World Glaucoma Week will be observed globally from March 8, 2020.
The observance is an initiative of the World Glaucoma Association and World Glaucoma Patient Association under the theme “B.I.G: Beat Invisible Glaucoma”
The week is to raise public awareness of the eye disease glaucoma, which is a leading cause of blindness in the world and the leading cause of irreversible blindness in Dominica.
Glaucoma is a group of eye diseases which damage the optic nerve of the eye which results in loss of vision starting with the side or peripheral vision. It is mostly asymptomatic that is persons are not aware that their vision is being lost until it is quite advanced. As a result, it is referred to as the “Silent Thief of Sight”.
However, most people with glaucoma do not become blind as loss of vision from it can be prevented.
What are the risk factors?
- Age: The risk increases with age
- Race: Blacks more than Whites
- They are 4-7 times more likely to develop glaucoma than Whites.

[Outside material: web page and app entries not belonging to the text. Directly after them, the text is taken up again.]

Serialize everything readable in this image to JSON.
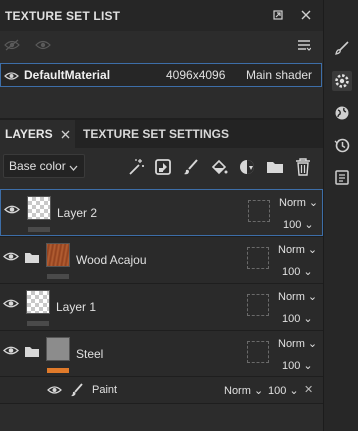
{
  "texture_set_list": {
    "title": "TEXTURE SET LIST",
    "rows": [
      {
        "name": "DefaultMaterial",
        "resolution": "4096x4096",
        "shader": "Main shader"
      }
    ]
  },
  "tabs": [
    {
      "label": "LAYERS"
    },
    {
      "label": "TEXTURE SET SETTINGS"
    }
  ],
  "channel_select": {
    "value": "Base color"
  },
  "layers": [
    {
      "name": "Layer 2",
      "blend": "Norm",
      "opacity": "100"
    },
    {
      "name": "Wood Acajou",
      "blend": "Norm",
      "opacity": "100"
    },
    {
      "name": "Layer 1",
      "blend": "Norm",
      "opacity": "100"
    },
    {
      "name": "Steel",
      "blend": "Norm",
      "opacity": "100"
    }
  ],
  "effect": {
    "name": "Paint",
    "blend": "Norm",
    "opacity": "100"
  },
  "icons": {
    "strip": [
      "brush-icon",
      "gear-icon",
      "globe-icon",
      "history-icon",
      "clipboard-icon"
    ],
    "toolbar": [
      "magic-wand-icon",
      "add-layer-icon",
      "paint-brush-icon",
      "fill-bucket-icon",
      "mask-icon",
      "folder-icon",
      "trash-icon"
    ]
  },
  "colors": {
    "selection_border": "#3d6ea8",
    "steel_accent": "#e07a2a",
    "panel_bg": "#2c2c2c"
  }
}
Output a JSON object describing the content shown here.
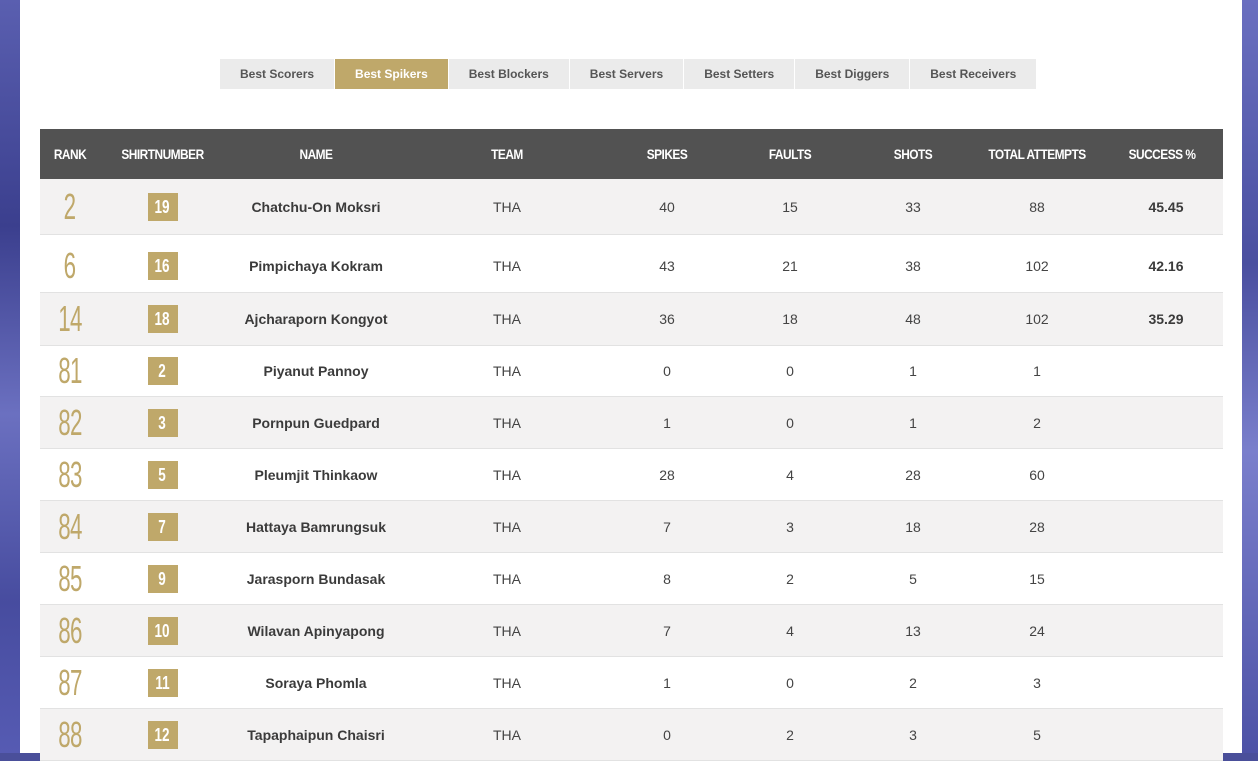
{
  "tabs": [
    {
      "label": "Best Scorers",
      "active": false
    },
    {
      "label": "Best Spikers",
      "active": true
    },
    {
      "label": "Best Blockers",
      "active": false
    },
    {
      "label": "Best Servers",
      "active": false
    },
    {
      "label": "Best Setters",
      "active": false
    },
    {
      "label": "Best Diggers",
      "active": false
    },
    {
      "label": "Best Receivers",
      "active": false
    }
  ],
  "table": {
    "headers": {
      "rank": "RANK",
      "shirt": "SHIRTNUMBER",
      "name": "NAME",
      "team": "TEAM",
      "spikes": "SPIKES",
      "faults": "FAULTS",
      "shots": "SHOTS",
      "total": "TOTAL ATTEMPTS",
      "success": "SUCCESS %"
    },
    "rows": [
      {
        "rank": "2",
        "shirt": "19",
        "name": "Chatchu-On Moksri",
        "team": "THA",
        "spikes": "40",
        "faults": "15",
        "shots": "33",
        "total": "88",
        "success": "45.45"
      },
      {
        "rank": "6",
        "shirt": "16",
        "name": "Pimpichaya Kokram",
        "team": "THA",
        "spikes": "43",
        "faults": "21",
        "shots": "38",
        "total": "102",
        "success": "42.16"
      },
      {
        "rank": "14",
        "shirt": "18",
        "name": "Ajcharaporn Kongyot",
        "team": "THA",
        "spikes": "36",
        "faults": "18",
        "shots": "48",
        "total": "102",
        "success": "35.29"
      },
      {
        "rank": "81",
        "shirt": "2",
        "name": "Piyanut Pannoy",
        "team": "THA",
        "spikes": "0",
        "faults": "0",
        "shots": "1",
        "total": "1",
        "success": ""
      },
      {
        "rank": "82",
        "shirt": "3",
        "name": "Pornpun Guedpard",
        "team": "THA",
        "spikes": "1",
        "faults": "0",
        "shots": "1",
        "total": "2",
        "success": ""
      },
      {
        "rank": "83",
        "shirt": "5",
        "name": "Pleumjit Thinkaow",
        "team": "THA",
        "spikes": "28",
        "faults": "4",
        "shots": "28",
        "total": "60",
        "success": ""
      },
      {
        "rank": "84",
        "shirt": "7",
        "name": "Hattaya Bamrungsuk",
        "team": "THA",
        "spikes": "7",
        "faults": "3",
        "shots": "18",
        "total": "28",
        "success": ""
      },
      {
        "rank": "85",
        "shirt": "9",
        "name": "Jarasporn Bundasak",
        "team": "THA",
        "spikes": "8",
        "faults": "2",
        "shots": "5",
        "total": "15",
        "success": ""
      },
      {
        "rank": "86",
        "shirt": "10",
        "name": "Wilavan Apinyapong",
        "team": "THA",
        "spikes": "7",
        "faults": "4",
        "shots": "13",
        "total": "24",
        "success": ""
      },
      {
        "rank": "87",
        "shirt": "11",
        "name": "Soraya Phomla",
        "team": "THA",
        "spikes": "1",
        "faults": "0",
        "shots": "2",
        "total": "3",
        "success": ""
      },
      {
        "rank": "88",
        "shirt": "12",
        "name": "Tapaphaipun Chaisri",
        "team": "THA",
        "spikes": "0",
        "faults": "2",
        "shots": "3",
        "total": "5",
        "success": ""
      }
    ]
  },
  "colors": {
    "accent_gold": "#bfa86a",
    "header_bg": "#525252",
    "page_bg": "#4a4f9a"
  }
}
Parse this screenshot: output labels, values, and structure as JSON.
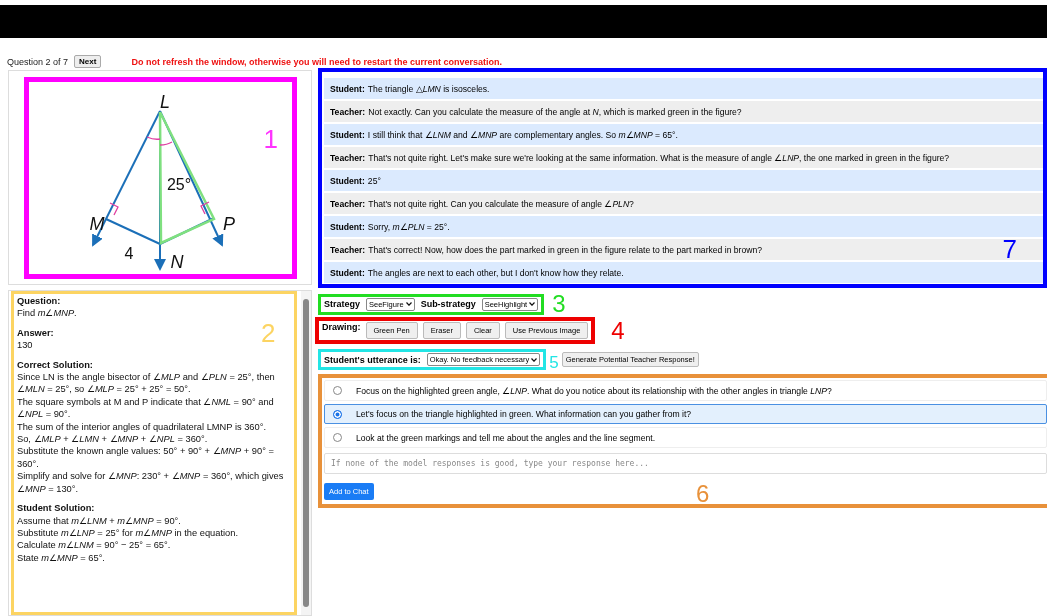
{
  "header": {
    "question_counter": "Question 2 of 7",
    "next_button": "Next",
    "warning": "Do not refresh the window, otherwise you will need to restart the current conversation."
  },
  "figure": {
    "marker": "1",
    "labels": [
      "L",
      "M",
      "N",
      "P",
      "4",
      "25°"
    ]
  },
  "problem": {
    "marker": "2",
    "sections": [
      {
        "heading": "Question:",
        "lines": [
          "Find *m*∠*MNP*."
        ]
      },
      {
        "heading": "Answer:",
        "lines": [
          "130"
        ]
      },
      {
        "heading": "Correct Solution:",
        "lines": [
          "Since LN is the angle bisector of ∠*MLP* and ∠*PLN* = 25°, then ∠*MLN* = 25°, so ∠*MLP* = 25° + 25° = 50°.",
          "The square symbols at M and P indicate that ∠*NML* = 90° and ∠*NPL* = 90°.",
          "The sum of the interior angles of quadrilateral LMNP is 360°.",
          "So, ∠*MLP* + ∠*LMN* + ∠*MNP* + ∠*NPL* = 360°.",
          "Substitute the known angle values: 50° + 90° + ∠*MNP* + 90° = 360°.",
          "Simplify and solve for ∠*MNP*: 230° + ∠*MNP* = 360°, which gives ∠*MNP* = 130°."
        ]
      },
      {
        "heading": "Student Solution:",
        "lines": [
          "Assume that *m*∠*LNM* + *m*∠*MNP* = 90°.",
          "Substitute *m*∠*LNP* = 25° for *m*∠*MNP* in the equation.",
          "Calculate *m*∠*LNM* = 90° − 25° = 65°.",
          "State *m*∠*MNP* = 65°."
        ]
      }
    ]
  },
  "chat": {
    "marker": "7",
    "messages": [
      {
        "kind": "student",
        "speaker": "Student:",
        "text": "The triangle △*LMN* is isosceles."
      },
      {
        "kind": "teacher",
        "speaker": "Teacher:",
        "text": "Not exactly. Can you calculate the measure of the angle at *N*, which is marked green in the figure?"
      },
      {
        "kind": "student",
        "speaker": "Student:",
        "text": "I still think that ∠*LNM* and ∠*MNP* are complementary angles. So *m*∠*MNP* = 65°."
      },
      {
        "kind": "teacher",
        "speaker": "Teacher:",
        "text": "That's not quite right. Let's make sure we're looking at the same information. What is the measure of angle ∠*LNP*, the one marked in green in the figure?"
      },
      {
        "kind": "student",
        "speaker": "Student:",
        "text": "25°"
      },
      {
        "kind": "teacher",
        "speaker": "Teacher:",
        "text": "That's not quite right. Can you calculate the measure of angle ∠*PLN*?"
      },
      {
        "kind": "student",
        "speaker": "Student:",
        "text": "Sorry, *m*∠*PLN* = 25°."
      },
      {
        "kind": "teacher",
        "speaker": "Teacher:",
        "text": "That's correct! Now, how does the part marked in green in the figure relate to the part marked in brown?"
      },
      {
        "kind": "student",
        "speaker": "Student:",
        "text": "The angles are next to each other, but I don't know how they relate."
      }
    ]
  },
  "strategy": {
    "marker": "3",
    "label": "Strategy",
    "value": "SeeFigure",
    "sub_label": "Sub-strategy",
    "sub_value": "SeeHighlight"
  },
  "drawing": {
    "marker": "4",
    "label": "Drawing:",
    "buttons": [
      "Green Pen",
      "Eraser",
      "Clear",
      "Use Previous Image"
    ]
  },
  "utterance": {
    "marker": "5",
    "label": "Student's utterance is:",
    "value": "Okay. No feedback necessary",
    "button": "Generate Potential Teacher Response!"
  },
  "responses": {
    "marker": "6",
    "options": [
      {
        "text": "Focus on the highlighted green angle, ∠*LNP*. What do you notice about its relationship with the other angles in triangle *LNP*?",
        "selected": false
      },
      {
        "text": "Let's focus on the triangle highlighted in green. What information can you gather from it?",
        "selected": true
      },
      {
        "text": "Look at the green markings and tell me about the angles and the line segment.",
        "selected": false
      }
    ],
    "placeholder": "If none of the model responses is good, type your response here...",
    "button": "Add to Chat"
  }
}
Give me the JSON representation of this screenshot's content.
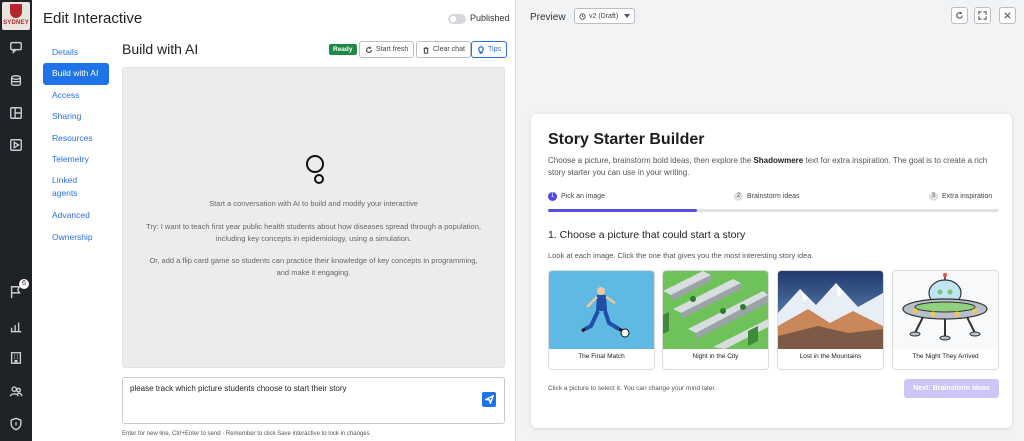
{
  "brand": {
    "logo_text": "SYDNEY"
  },
  "rail": {
    "icons": [
      "chat-icon",
      "database-icon",
      "layout-icon",
      "play-icon",
      "flag-icon",
      "bar-chart-icon",
      "building-icon",
      "users-icon",
      "shield-icon"
    ],
    "flag_badge": "6"
  },
  "header": {
    "title": "Edit Interactive",
    "published_label": "Published",
    "published": false
  },
  "subnav": {
    "items": [
      {
        "label": "Details",
        "active": false
      },
      {
        "label": "Build with AI",
        "active": true
      },
      {
        "label": "Access",
        "active": false
      },
      {
        "label": "Sharing",
        "active": false
      },
      {
        "label": "Resources",
        "active": false
      },
      {
        "label": "Telemetry",
        "active": false
      },
      {
        "label": "Linked agents",
        "active": false
      },
      {
        "label": "Advanced",
        "active": false
      },
      {
        "label": "Ownership",
        "active": false
      }
    ]
  },
  "build": {
    "title": "Build with AI",
    "status": "Ready",
    "start_fresh": "Start fresh",
    "clear_chat": "Clear chat",
    "tips": "Tips",
    "empty_title": "Start a conversation with AI to build and modify your interactive",
    "example1_line1": "Try: I want to teach first year public health students about how diseases spread through a population,",
    "example1_line2": "including key concepts in epidemiology, using a simulation.",
    "example2_line1": "Or, add a flip card game so students can practice their knowledge of key concepts in programming,",
    "example2_line2": "and make it engaging.",
    "input_value": "please track which picture students choose to start their story",
    "hint": "Enter for new line, Ctrl+Enter to send · Remember to click Save interactive to lock in changes"
  },
  "preview": {
    "label": "Preview",
    "version": "v2 (Draft)"
  },
  "story": {
    "title": "Story Starter Builder",
    "desc_before": "Choose a picture, brainstorm bold ideas, then explore the ",
    "desc_bold": "Shadowmere",
    "desc_after": " text for extra inspiration. The goal is to create a rich story starter you can use in your writing.",
    "steps": [
      {
        "num": "1",
        "label": "Pick an image"
      },
      {
        "num": "2",
        "label": "Brainstorm ideas"
      },
      {
        "num": "3",
        "label": "Extra inspiration"
      }
    ],
    "progress": 0.33,
    "question": "1. Choose a picture that could start a story",
    "instruction": "Look at each image. Click the one that gives you the most interesting story idea.",
    "pictures": [
      {
        "label": "The Final Match"
      },
      {
        "label": "Night in the City"
      },
      {
        "label": "Lost in the Mountains"
      },
      {
        "label": "The Night They Arrived"
      }
    ],
    "footer_hint": "Click a picture to select it. You can change your mind later.",
    "next_button": "Next: Brainstorm ideas"
  }
}
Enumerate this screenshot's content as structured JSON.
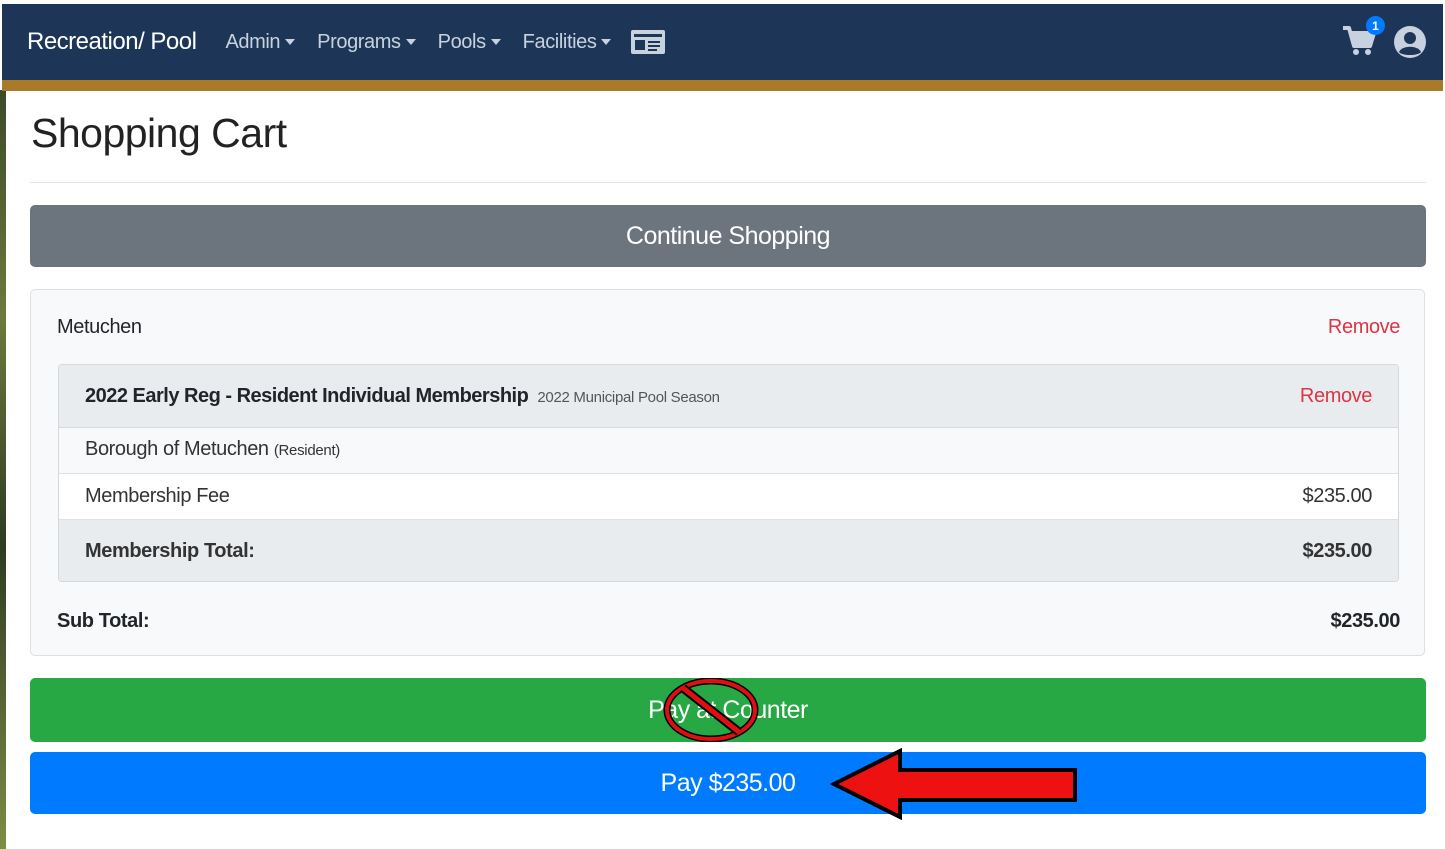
{
  "navbar": {
    "brand": "Recreation/ Pool",
    "menu": [
      {
        "label": "Admin"
      },
      {
        "label": "Programs"
      },
      {
        "label": "Pools"
      },
      {
        "label": "Facilities"
      }
    ],
    "icons": [
      "id-card-icon",
      "shopping-cart-icon",
      "user-circle-icon"
    ],
    "cart_count": "1",
    "colors": {
      "background": "#1d3658",
      "accent": "#a87a2a"
    }
  },
  "page": {
    "title": "Shopping Cart"
  },
  "buttons": {
    "continue_shopping": "Continue Shopping",
    "pay_at_counter": "Pay at Counter",
    "pay": "Pay $235.00"
  },
  "cart": {
    "vendor": "Metuchen",
    "remove_label": "Remove",
    "item": {
      "title": "2022 Early Reg - Resident Individual Membership",
      "subtitle": "2022 Municipal Pool Season",
      "remove_label": "Remove",
      "organization": "Borough of Metuchen",
      "organization_note": "(Resident)",
      "fee_label": "Membership Fee",
      "fee_value": "$235.00",
      "total_label": "Membership Total:",
      "total_value": "$235.00"
    },
    "subtotal_label": "Sub Total:",
    "subtotal_value": "$235.00"
  },
  "annotations": [
    "no-symbol-icon",
    "left-arrow-icon"
  ]
}
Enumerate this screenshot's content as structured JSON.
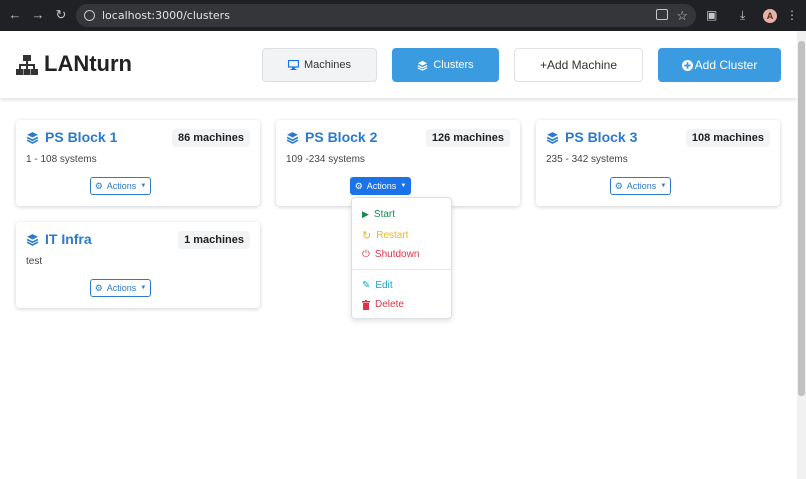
{
  "browser": {
    "url": "localhost:3000/clusters",
    "avatar_letter": "A"
  },
  "header": {
    "brand": "LANturn",
    "nav": {
      "machines_label": "Machines",
      "clusters_label": "Clusters",
      "add_machine_label": "+Add Machine",
      "add_cluster_label": "Add Cluster"
    }
  },
  "clusters": [
    {
      "name": "PS Block 1",
      "machines": "86 machines",
      "range": "1 - 108 systems"
    },
    {
      "name": "PS Block 2",
      "machines": "126 machines",
      "range": "109 -234 systems"
    },
    {
      "name": "PS Block 3",
      "machines": "108 machines",
      "range": "235 - 342 systems"
    },
    {
      "name": "IT Infra",
      "machines": "1 machines",
      "range": "test"
    }
  ],
  "actions_label": "Actions",
  "dropdown": {
    "items": [
      "Start",
      "Restart",
      "Shutdown",
      "Edit",
      "Delete"
    ]
  },
  "colors": {
    "primary": "#3b9be0",
    "link": "#2a7bcb",
    "start": "#198754",
    "restart": "#f0b429",
    "shutdown": "#dc3545",
    "edit": "#17a2b8",
    "delete": "#dc3545"
  }
}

- They develop glaucoma at a younger age (35-40 years)
- They have a higher risk of becoming blind from glaucoma.
- Family history of glaucoma
- Elevated eye pressure (normal range 10mmHg – 22mmHg); However 50% of patients diagnosed with glaucoma have normal eye pressures
- Thin central corneal thickness (<0.5 MM)
- Trauma to the eye
- Steroid medications: Pills, injections, inhalers and eyedrops
- Myopia (near-sighted), Diabetes mellitus, Smoking
Glaucoma cannot be cured but it can be controlled.
Early detection and adherence to treatment are the best means to prevent or slow the progression of vision loss from glaucoma.
Normal visual field (peripheral or side vision) becomes constricted (tunnel vision) over 10 years because of poor Adherence.
Treatment aims to lower the eye pressure most times with eyedrops but glaucoma laser procedures and surgery are also available.
Adherence to treatment is the result of a balance between the patient understanding the potential risk of blindness due to glaucoma, their belief in the benefits of their medication on one hand and the burden of taking the medication on the other – mostly cost and side effects.
Patients do not benefit from medications they don’t take.
The Government of Dominica has implemented a policy whereby all glaucoma medications are provided free of charge to persons 18 and younger and 60 and older.
Eye clinics have resumed free of charge in all Primary health districts.
There are now three ophthalmologists in the public sector and a total of 5 eye specialist in Dominica who can screen for and treat glaucoma.
In addition, with the construction and equipping of the new Brenda Strafford Eye Centre at the Dominica China Friendship Hospital, most of the latest investigations and treatment modalities will be available for the management of glaucoma.
In Dominica, eye care for glaucoma is available, accessible and affordable.
Do your part: “Go get your eyes tested for glaucoma. Save your sight.”